More specifically, no material right can be inalienable by definition. This is something very few people seem to understand and yet the foundation of "liberal" policy assumes the very opposite. You cannot have an inalienable right to a finite resource, because it's always possible for there to simply not be enough of that resource.
So, do you have a right to have access to health care? Sure.
Reasonably priced health care? Yes, whenever possible. You have the right in general not to be extorted. Therefore you have the right to be charged a fair amount for services and products. What's fair? That's another can of worms, but let's move on.
Free health care? Absolutely not. This is not a right and cannot be a right, even a non-inalienable right.

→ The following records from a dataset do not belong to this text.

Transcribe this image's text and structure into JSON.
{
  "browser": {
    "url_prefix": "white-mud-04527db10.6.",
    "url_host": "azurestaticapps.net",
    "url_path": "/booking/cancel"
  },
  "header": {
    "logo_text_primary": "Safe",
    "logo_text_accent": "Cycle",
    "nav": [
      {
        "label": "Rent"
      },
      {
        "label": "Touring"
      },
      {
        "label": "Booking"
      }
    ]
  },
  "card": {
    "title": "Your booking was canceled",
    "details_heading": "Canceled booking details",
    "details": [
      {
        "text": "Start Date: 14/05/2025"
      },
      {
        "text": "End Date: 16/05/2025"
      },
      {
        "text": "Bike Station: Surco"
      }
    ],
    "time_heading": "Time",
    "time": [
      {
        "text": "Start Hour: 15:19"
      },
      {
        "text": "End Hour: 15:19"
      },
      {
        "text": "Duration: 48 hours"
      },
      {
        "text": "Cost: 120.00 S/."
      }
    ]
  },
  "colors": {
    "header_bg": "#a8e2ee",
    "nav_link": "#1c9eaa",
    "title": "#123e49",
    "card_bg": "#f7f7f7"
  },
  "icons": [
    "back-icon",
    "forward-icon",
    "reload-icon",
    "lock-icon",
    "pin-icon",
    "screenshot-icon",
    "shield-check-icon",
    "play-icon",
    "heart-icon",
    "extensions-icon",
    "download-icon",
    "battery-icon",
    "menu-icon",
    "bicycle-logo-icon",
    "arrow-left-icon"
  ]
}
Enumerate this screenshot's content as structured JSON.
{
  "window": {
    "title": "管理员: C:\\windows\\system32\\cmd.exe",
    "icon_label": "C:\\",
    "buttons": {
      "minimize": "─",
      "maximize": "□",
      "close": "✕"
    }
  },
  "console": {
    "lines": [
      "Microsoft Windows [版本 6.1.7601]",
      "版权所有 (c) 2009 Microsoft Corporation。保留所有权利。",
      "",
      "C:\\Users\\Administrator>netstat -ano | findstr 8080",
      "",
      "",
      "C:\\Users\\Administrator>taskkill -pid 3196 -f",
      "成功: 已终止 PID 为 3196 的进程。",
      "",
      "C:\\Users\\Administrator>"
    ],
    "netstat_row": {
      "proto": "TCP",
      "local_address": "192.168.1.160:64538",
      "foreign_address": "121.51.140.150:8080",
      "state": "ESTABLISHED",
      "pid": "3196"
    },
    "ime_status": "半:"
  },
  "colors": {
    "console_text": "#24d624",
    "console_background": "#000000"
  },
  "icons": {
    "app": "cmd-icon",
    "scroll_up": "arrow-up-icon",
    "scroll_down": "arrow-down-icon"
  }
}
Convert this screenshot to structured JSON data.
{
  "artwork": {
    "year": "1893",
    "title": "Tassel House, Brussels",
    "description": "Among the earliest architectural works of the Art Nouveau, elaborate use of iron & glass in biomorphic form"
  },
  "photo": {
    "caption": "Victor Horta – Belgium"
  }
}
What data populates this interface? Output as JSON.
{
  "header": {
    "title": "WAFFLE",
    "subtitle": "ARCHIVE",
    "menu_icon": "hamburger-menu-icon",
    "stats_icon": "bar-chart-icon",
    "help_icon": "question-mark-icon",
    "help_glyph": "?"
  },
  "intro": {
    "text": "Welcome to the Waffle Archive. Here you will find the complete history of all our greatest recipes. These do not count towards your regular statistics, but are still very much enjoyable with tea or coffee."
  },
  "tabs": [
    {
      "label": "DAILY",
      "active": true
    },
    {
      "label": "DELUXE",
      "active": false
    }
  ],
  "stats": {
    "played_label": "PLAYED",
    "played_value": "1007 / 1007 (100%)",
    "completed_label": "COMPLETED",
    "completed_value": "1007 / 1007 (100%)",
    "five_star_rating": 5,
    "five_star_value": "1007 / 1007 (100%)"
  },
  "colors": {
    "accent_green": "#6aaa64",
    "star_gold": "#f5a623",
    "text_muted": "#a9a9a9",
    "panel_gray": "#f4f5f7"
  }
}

It's literally impossible to provide it so how could it be considered a "right", especially given the extremely vague nature of the concept of "health care", which today is considered to comprise a much broader range of products and services than what is literally needed to cure sickness (as opposed to maintain health... it's an important distinction).
If you do have some form of health care that you do not pay for directly, it's a privilege. It's arguable that to grant everyone this privilege is a good idea and an attainable goal (although I don't think it is), but we are not talking about rights.
We are decades too far into this debate to still have this much trouble defining our terms.